Exercise data
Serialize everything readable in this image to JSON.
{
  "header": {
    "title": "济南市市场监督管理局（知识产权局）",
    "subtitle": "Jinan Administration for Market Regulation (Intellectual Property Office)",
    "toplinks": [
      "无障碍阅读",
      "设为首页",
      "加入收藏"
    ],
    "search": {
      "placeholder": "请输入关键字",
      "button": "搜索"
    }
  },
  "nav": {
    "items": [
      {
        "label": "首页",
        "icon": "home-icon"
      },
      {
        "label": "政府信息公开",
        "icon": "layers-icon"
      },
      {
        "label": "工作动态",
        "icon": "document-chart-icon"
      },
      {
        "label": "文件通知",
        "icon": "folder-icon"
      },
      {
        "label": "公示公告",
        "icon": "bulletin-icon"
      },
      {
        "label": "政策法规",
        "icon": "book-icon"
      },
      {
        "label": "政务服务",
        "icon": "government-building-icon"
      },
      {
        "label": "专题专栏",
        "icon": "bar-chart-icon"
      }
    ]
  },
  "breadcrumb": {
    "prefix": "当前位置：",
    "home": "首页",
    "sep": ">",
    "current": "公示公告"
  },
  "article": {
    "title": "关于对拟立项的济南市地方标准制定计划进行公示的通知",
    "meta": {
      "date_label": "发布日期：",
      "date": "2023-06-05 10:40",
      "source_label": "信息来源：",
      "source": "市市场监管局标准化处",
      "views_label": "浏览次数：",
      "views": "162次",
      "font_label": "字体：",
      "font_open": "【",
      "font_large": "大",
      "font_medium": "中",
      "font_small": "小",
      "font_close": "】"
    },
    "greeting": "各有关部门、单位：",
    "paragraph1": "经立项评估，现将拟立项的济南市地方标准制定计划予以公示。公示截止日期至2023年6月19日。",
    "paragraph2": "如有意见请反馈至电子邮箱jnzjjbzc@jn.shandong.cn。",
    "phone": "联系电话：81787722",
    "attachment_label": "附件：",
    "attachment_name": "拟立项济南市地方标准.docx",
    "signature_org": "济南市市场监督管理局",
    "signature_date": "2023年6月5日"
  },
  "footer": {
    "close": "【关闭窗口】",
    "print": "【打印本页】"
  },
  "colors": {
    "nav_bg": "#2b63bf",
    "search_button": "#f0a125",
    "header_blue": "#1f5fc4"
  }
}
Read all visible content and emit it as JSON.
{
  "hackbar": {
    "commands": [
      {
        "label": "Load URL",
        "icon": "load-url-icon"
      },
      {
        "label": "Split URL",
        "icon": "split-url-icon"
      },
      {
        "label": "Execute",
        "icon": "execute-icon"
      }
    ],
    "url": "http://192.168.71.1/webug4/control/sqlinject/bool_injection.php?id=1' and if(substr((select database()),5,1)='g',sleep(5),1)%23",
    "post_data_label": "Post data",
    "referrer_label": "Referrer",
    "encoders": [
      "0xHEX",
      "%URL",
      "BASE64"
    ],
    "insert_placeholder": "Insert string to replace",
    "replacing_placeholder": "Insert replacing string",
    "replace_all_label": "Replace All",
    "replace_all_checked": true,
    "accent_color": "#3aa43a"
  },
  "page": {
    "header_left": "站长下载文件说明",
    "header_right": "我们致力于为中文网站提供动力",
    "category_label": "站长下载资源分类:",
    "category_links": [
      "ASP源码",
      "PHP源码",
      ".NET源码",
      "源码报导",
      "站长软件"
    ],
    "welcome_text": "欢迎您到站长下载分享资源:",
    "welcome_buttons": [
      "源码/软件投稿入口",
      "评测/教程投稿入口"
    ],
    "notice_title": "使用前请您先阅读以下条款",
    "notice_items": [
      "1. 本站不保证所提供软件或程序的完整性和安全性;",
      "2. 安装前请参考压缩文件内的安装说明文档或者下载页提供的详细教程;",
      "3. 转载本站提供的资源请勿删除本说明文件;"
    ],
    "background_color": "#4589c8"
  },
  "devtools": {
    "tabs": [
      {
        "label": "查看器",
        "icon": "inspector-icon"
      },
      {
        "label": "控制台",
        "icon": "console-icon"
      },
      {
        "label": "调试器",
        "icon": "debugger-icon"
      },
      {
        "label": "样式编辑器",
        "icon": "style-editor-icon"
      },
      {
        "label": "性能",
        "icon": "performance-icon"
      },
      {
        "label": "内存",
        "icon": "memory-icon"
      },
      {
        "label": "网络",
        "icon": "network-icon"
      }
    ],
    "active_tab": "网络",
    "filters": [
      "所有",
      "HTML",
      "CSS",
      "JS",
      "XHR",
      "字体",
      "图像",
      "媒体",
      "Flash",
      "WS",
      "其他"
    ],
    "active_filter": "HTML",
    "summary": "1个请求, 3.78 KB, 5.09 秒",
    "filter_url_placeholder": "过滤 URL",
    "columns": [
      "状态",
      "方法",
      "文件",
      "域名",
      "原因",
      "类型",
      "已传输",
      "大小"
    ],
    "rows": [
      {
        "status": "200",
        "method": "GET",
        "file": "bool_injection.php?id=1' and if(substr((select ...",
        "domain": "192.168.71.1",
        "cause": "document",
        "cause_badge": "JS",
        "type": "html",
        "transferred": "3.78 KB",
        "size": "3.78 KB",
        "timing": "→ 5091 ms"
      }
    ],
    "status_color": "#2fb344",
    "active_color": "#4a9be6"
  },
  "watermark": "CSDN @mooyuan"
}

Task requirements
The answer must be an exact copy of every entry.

Your solution
Serialize everything readable in this image to JSON.
{
  "header": {
    "title": "济南市市场监督管理局（知识产权局）",
    "subtitle": "Jinan Administration for Market Regulation (Intellectual Property Office)",
    "toplinks": [
      "无障碍阅读",
      "设为首页",
      "加入收藏"
    ],
    "search": {
      "placeholder": "请输入关键字",
      "button": "搜索"
    }
  },
  "nav": {
    "items": [
      {
        "label": "首页",
        "icon": "home-icon"
      },
      {
        "label": "政府信息公开",
        "icon": "layers-icon"
      },
      {
        "label": "工作动态",
        "icon": "document-chart-icon"
      },
      {
        "label": "文件通知",
        "icon": "folder-icon"
      },
      {
        "label": "公示公告",
        "icon": "bulletin-icon"
      },
      {
        "label": "政策法规",
        "icon": "book-icon"
      },
      {
        "label": "政务服务",
        "icon": "government-building-icon"
      },
      {
        "label": "专题专栏",
        "icon": "bar-chart-icon"
      }
    ]
  },
  "breadcrumb": {
    "prefix": "当前位置：",
    "home": "首页",
    "sep": ">",
    "current": "公示公告"
  },
  "article": {
    "title": "关于对拟立项的济南市地方标准制定计划进行公示的通知",
    "meta": {
      "date_label": "发布日期：",
      "date": "2023-06-05 10:40",
      "source_label": "信息来源：",
      "source": "市市场监管局标准化处",
      "views_label": "浏览次数：",
      "views": "162次",
      "font_label": "字体：",
      "font_open": "【",
      "font_large": "大",
      "font_medium": "中",
      "font_small": "小",
      "font_close": "】"
    },
    "greeting": "各有关部门、单位：",
    "paragraph1": "经立项评估，现将拟立项的济南市地方标准制定计划予以公示。公示截止日期至2023年6月19日。",
    "paragraph2": "如有意见请反馈至电子邮箱jnzjjbzc@jn.shandong.cn。",
    "phone": "联系电话：81787722",
    "attachment_label": "附件：",
    "attachment_name": "拟立项济南市地方标准.docx",
    "signature_org": "济南市市场监督管理局",
    "signature_date": "2023年6月5日"
  },
  "footer": {
    "close": "【关闭窗口】",
    "print": "【打印本页】"
  },
  "colors": {
    "nav_bg": "#2b63bf",
    "search_button": "#f0a125",
    "header_blue": "#1f5fc4"
  }
}
Read all visible content and emit it as JSON.
{
  "hackbar": {
    "commands": [
      {
        "label": "Load URL",
        "icon": "load-url-icon"
      },
      {
        "label": "Split URL",
        "icon": "split-url-icon"
      },
      {
        "label": "Execute",
        "icon": "execute-icon"
      }
    ],
    "url": "http://192.168.71.1/webug4/control/sqlinject/bool_injection.php?id=1' and if(substr((select database()),5,1)='g',sleep(5),1)%23",
    "post_data_label": "Post data",
    "referrer_label": "Referrer",
    "encoders": [
      "0xHEX",
      "%URL",
      "BASE64"
    ],
    "insert_placeholder": "Insert string to replace",
    "replacing_placeholder": "Insert replacing string",
    "replace_all_label": "Replace All",
    "replace_all_checked": true,
    "accent_color": "#3aa43a"
  },
  "page": {
    "header_left": "站长下载文件说明",
    "header_right": "我们致力于为中文网站提供动力",
    "category_label": "站长下载资源分类:",
    "category_links": [
      "ASP源码",
      "PHP源码",
      ".NET源码",
      "源码报导",
      "站长软件"
    ],
    "welcome_text": "欢迎您到站长下载分享资源:",
    "welcome_buttons": [
      "源码/软件投稿入口",
      "评测/教程投稿入口"
    ],
    "notice_title": "使用前请您先阅读以下条款",
    "notice_items": [
      "1. 本站不保证所提供软件或程序的完整性和安全性;",
      "2. 安装前请参考压缩文件内的安装说明文档或者下载页提供的详细教程;",
      "3. 转载本站提供的资源请勿删除本说明文件;"
    ],
    "background_color": "#4589c8"
  },
  "devtools": {
    "tabs": [
      {
        "label": "查看器",
        "icon": "inspector-icon"
      },
      {
        "label": "控制台",
        "icon": "console-icon"
      },
      {
        "label": "调试器",
        "icon": "debugger-icon"
      },
      {
        "label": "样式编辑器",
        "icon": "style-editor-icon"
      },
      {
        "label": "性能",
        "icon": "performance-icon"
      },
      {
        "label": "内存",
        "icon": "memory-icon"
      },
      {
        "label": "网络",
        "icon": "network-icon"
      }
    ],
    "active_tab": "网络",
    "filters": [
      "所有",
      "HTML",
      "CSS",
      "JS",
      "XHR",
      "字体",
      "图像",
      "媒体",
      "Flash",
      "WS",
      "其他"
    ],
    "active_filter": "HTML",
    "summary": "1个请求, 3.78 KB, 5.09 秒",
    "filter_url_placeholder": "过滤 URL",
    "columns": [
      "状态",
      "方法",
      "文件",
      "域名",
      "原因",
      "类型",
      "已传输",
      "大小"
    ],
    "rows": [
      {
        "status": "200",
        "method": "GET",
        "file": "bool_injection.php?id=1' and if(substr((select ...",
        "domain": "192.168.71.1",
        "cause": "document",
        "cause_badge": "JS",
        "type": "html",
        "transferred": "3.78 KB",
        "size": "3.78 KB",
        "timing": "→ 5091 ms"
      }
    ],
    "status_color": "#2fb344",
    "active_color": "#4a9be6"
  },
  "watermark": "CSDN @mooyuan"
}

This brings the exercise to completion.